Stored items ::
[Start of section]
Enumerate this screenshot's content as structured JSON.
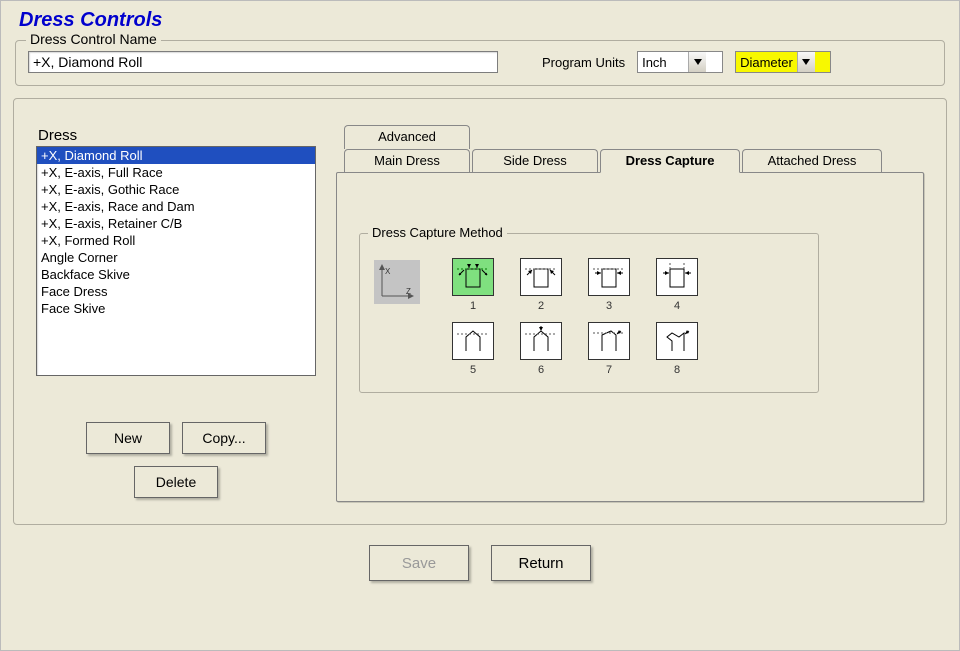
{
  "title": "Dress Controls",
  "name_group": {
    "legend": "Dress Control Name",
    "value": "+X, Diamond Roll",
    "units_label": "Program Units",
    "units_value": "Inch",
    "mode_value": "Diameter"
  },
  "dress_list": {
    "label": "Dress",
    "items": [
      "+X, Diamond Roll",
      "+X, E-axis, Full Race",
      "+X, E-axis, Gothic Race",
      "+X, E-axis, Race and Dam",
      "+X, E-axis, Retainer C/B",
      "+X, Formed Roll",
      "Angle Corner",
      "Backface Skive",
      "Face Dress",
      "Face Skive"
    ],
    "selected_index": 0
  },
  "buttons": {
    "new": "New",
    "copy": "Copy...",
    "delete": "Delete",
    "save": "Save",
    "return": "Return"
  },
  "tabs": {
    "advanced": "Advanced",
    "main": "Main Dress",
    "side": "Side Dress",
    "capture": "Dress Capture",
    "attached": "Attached Dress"
  },
  "method": {
    "legend": "Dress Capture Method",
    "axis_x": "X",
    "axis_z": "Z",
    "numbers": [
      "1",
      "2",
      "3",
      "4",
      "5",
      "6",
      "7",
      "8"
    ],
    "selected": 0
  }
}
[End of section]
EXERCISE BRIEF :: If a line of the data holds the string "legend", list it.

WRITTEN REPLY ::
    "legend": "Dress Control Name",
    "legend": "Dress Capture Method",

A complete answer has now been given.